Root Experienced user about to get new EVO, wandering if I should root/get new battery from the start

My old Evo got stolen early in December and a new one is in the mail for me right now. I'm thinking that since I have a fresh new device, it may be a good opportunity to fix problems I had with my old phone before they have a chance to appear on my new phone. My primary ambitions are: Extending battery, increasing memory, and enabling wifi.

I never rooted my old phone but at this point (I don't even have the new one yet) rooting appeals to me mostly for the wifi and getting rid of bloatware to preserve battery (by the way, I read recently that you can delete the Sprintzone app now - could any of you verify that or can you delete additional stupid apps like Sprinttv, Football, and Nascar?) from the outset. Does getting rid of all those programs really help significantly? I would almost always find something unnecessarily running in the background, seemingly at random, like one program just launches another, even if I didn't have them set to sync or launch on startup or whatever. I would check the app manager every chance I could get to kill stock apps, and they were almost always there. If that really helps as much as I'd like, then I will resist the urge to get one of those 3500mah Seido batteries.

Also, I never tethered my old phone or used wifi because I didn't have a computer at that time (my pc crashed the day before I got my Evo! Luckily the Evo served as my computer after that!). I do have a computer now - an old MacBook, so tethering is essential. This is the other primary reason I want to root. This MacBook is old and leaves a lot to be desired, how would that effect my rooting options? Does rooting and tethering require me to install any drivers for my computer? If I carried out the rooting process on my Mom's Windows 7 machine, would that interfere with how the phone interacts with my Mac?

Also, I'm looking to expand to a 32gb sd card. Is it a bad idea to insert a 32gb memory card right of the bat, before you even turn the phone on?

Will Sprint insurance cover my phone if I root it and it bricks?

I know this is a whole lot to answer, but if anyone could help I'd appreciate it. I've been almost 2 months without my Evo and I'm just really pumped and want to max this one out and see this fresh start as a chance to take advantage of it.


Android Expert
Sorry to hear about your previous Evo. Glad you're getting a new one :). Since you've already had an Evo, it sounds like you're ready to start doing things that require rooting. It helps that you already know what you want.

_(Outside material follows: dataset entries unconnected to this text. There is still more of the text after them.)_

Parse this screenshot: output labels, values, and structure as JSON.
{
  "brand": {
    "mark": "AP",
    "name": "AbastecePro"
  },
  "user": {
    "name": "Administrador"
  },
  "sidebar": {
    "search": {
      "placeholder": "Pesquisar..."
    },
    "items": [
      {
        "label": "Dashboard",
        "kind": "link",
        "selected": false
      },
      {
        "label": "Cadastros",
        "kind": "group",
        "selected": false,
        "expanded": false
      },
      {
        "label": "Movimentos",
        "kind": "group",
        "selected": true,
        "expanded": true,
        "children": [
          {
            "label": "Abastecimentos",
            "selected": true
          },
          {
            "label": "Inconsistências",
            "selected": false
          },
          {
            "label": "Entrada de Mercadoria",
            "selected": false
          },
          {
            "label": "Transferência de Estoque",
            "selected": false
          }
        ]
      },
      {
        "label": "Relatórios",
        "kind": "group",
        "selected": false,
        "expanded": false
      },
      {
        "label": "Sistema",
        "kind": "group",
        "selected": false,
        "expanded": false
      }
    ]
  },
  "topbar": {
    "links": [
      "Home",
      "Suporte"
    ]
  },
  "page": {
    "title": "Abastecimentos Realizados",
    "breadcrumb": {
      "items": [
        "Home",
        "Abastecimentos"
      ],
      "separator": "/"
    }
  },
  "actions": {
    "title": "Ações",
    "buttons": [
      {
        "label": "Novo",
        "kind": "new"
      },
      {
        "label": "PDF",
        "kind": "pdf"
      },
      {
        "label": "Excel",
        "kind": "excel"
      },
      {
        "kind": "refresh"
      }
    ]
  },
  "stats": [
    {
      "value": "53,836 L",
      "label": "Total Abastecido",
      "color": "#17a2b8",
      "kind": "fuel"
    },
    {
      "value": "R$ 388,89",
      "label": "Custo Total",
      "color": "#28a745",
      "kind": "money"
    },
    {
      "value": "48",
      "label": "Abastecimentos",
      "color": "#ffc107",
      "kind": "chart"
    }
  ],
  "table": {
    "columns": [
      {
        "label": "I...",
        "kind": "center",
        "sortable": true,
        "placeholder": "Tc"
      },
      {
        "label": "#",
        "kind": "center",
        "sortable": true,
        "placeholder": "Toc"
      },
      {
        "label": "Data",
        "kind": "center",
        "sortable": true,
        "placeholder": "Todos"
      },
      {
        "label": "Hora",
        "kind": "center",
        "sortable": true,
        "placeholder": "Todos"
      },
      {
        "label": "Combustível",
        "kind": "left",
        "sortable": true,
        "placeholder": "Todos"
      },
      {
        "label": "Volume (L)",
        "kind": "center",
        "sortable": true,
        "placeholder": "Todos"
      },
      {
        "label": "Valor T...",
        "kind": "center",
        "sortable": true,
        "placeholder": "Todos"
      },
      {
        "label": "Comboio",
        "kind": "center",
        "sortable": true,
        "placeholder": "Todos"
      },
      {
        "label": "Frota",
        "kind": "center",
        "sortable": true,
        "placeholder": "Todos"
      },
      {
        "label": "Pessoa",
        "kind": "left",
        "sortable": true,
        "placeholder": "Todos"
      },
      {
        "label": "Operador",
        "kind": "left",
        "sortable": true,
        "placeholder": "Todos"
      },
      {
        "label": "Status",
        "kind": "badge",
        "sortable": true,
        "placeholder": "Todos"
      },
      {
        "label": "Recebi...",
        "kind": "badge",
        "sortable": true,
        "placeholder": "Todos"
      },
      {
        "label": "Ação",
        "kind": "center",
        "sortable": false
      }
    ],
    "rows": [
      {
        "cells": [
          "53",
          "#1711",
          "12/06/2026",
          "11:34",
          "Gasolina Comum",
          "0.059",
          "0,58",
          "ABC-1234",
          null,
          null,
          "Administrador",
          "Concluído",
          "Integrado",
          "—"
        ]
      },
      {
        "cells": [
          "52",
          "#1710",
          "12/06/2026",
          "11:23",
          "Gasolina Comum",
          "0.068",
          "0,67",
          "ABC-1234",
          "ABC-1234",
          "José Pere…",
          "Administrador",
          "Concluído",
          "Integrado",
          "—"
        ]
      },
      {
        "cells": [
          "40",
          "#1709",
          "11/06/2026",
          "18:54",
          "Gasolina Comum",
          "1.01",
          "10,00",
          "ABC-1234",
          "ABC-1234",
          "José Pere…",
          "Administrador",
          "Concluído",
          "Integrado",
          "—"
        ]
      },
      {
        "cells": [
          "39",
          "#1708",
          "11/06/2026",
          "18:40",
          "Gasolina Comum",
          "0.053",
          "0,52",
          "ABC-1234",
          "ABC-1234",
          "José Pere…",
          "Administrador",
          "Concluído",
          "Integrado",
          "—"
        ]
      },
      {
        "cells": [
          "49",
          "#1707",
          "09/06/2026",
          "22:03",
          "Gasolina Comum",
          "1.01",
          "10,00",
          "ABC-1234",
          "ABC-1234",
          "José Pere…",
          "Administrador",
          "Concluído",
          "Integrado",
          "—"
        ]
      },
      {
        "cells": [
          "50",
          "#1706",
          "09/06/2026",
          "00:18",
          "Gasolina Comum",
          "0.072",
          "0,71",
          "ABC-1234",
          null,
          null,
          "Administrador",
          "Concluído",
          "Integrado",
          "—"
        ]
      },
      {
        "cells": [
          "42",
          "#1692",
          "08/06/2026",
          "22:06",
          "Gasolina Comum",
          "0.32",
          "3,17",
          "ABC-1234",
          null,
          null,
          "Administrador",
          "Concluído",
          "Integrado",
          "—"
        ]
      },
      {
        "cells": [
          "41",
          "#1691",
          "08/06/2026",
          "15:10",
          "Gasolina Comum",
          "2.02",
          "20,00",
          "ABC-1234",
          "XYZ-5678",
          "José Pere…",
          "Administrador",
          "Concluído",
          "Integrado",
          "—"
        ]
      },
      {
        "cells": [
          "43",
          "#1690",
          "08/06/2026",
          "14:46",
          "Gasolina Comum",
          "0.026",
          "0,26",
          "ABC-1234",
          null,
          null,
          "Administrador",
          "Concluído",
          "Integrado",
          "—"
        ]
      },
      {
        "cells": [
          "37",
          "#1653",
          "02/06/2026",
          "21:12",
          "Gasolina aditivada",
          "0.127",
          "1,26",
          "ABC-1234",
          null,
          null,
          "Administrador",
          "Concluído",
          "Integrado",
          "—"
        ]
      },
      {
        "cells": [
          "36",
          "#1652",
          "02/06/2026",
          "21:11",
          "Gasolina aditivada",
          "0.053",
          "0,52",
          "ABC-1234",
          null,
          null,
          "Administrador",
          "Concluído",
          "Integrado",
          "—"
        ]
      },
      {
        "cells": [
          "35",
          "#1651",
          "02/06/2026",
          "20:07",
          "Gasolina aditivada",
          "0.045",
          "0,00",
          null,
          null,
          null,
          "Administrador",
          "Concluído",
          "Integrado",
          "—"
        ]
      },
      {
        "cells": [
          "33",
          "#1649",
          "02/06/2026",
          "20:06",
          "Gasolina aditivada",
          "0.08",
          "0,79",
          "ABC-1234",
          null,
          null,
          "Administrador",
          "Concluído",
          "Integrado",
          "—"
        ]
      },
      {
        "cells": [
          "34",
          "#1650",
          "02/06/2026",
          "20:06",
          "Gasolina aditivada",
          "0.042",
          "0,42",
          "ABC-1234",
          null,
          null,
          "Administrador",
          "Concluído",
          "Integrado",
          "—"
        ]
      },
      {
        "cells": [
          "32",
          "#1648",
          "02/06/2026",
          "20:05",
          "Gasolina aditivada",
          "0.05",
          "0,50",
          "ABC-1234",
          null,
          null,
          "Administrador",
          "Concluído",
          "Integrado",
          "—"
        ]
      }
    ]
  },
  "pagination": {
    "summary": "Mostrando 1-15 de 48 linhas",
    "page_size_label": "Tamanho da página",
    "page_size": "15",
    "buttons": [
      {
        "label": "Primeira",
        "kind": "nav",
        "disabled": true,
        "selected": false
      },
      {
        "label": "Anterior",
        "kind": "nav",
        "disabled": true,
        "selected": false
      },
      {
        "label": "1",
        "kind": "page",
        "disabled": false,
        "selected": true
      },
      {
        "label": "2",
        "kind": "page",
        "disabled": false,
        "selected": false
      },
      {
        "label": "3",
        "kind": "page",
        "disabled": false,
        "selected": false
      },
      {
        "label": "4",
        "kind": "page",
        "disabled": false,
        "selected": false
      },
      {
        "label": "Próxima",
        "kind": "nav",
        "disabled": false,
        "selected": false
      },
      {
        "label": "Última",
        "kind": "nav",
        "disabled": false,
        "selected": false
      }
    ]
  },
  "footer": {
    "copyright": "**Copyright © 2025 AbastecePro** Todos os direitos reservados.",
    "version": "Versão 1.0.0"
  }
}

1) You can, indeed, remove sprintzone. The only *normal* functionality it breaks when removed is the ability to dial *2. Big loss... You can also remove sprint tv, and all the other stuff you mentioned. See the Rooting for Dummies guide for a list of safe bloatware to remove. Once you've rooted, however, you can flash a custom ROM. Most custom ROMs have a good deal of bloatware already removed, with the option re-add whatever you want. The thing is, you *might* notice some benefits to remove this stuff, but it's more about removing the clutter than it is helping battery life. Android isn't like windows. Just because an app looks like it's running doesn't mean it's active. If it's not doing anything, it's not using any battery life. If you try to kill them, you just make it worse, as they'll start back up, using system resources. So, remove them to get rid of the clutter, but don't expect a huge increase in battery life. It could potentially help performance by freeing up some RAM, but again, not a whole lot. That being said, one of the huge benefits of rooting is the ability to remove this junk, so by all means, go for it. You can use titanium backup to freeze bloatware, which is the safest way. You can also use root explorer, or something similar, to rename the exensions from .apk to .bak on whatever you want in /system/app. I don't recommend you just remove stuff from there. You can, but if you remove something you shouldn't have, you'll make it harder on yourself if you need to restore it. Just be smart about what you remove, and how.

2) Once you've rooted, you can use an app called android wifi tether. It will turn your phone into a fully functional wifi hotspot. The client devices do not need any drivers. You can connect to it like you would any wifi access point. It doesn't matter what OS was used to root the phone.

3) You can use a 32 GB card right off the bat if you like, but it might be a good idea to boot up at least once beforehand, then copy the existing contents of the 8 GB card to the 32 GB card.

4) This is kind of a hard question to answer. Just be smart about what you do. Just rooting the phone is extermely unlikely to result in bricking the phone.

As for extending your battery life, if you're experiencing unusual battery drain, there are a great many things you can look at, in which case, I'll direct you to some useful threads. Otherwise, once you've rooted, you can look into using combinations of ROMs (not going to make that much of a differences), kernels, and setcpu. Once you get to that point, you can do some more research on that, and you can always feel free to ask more questions.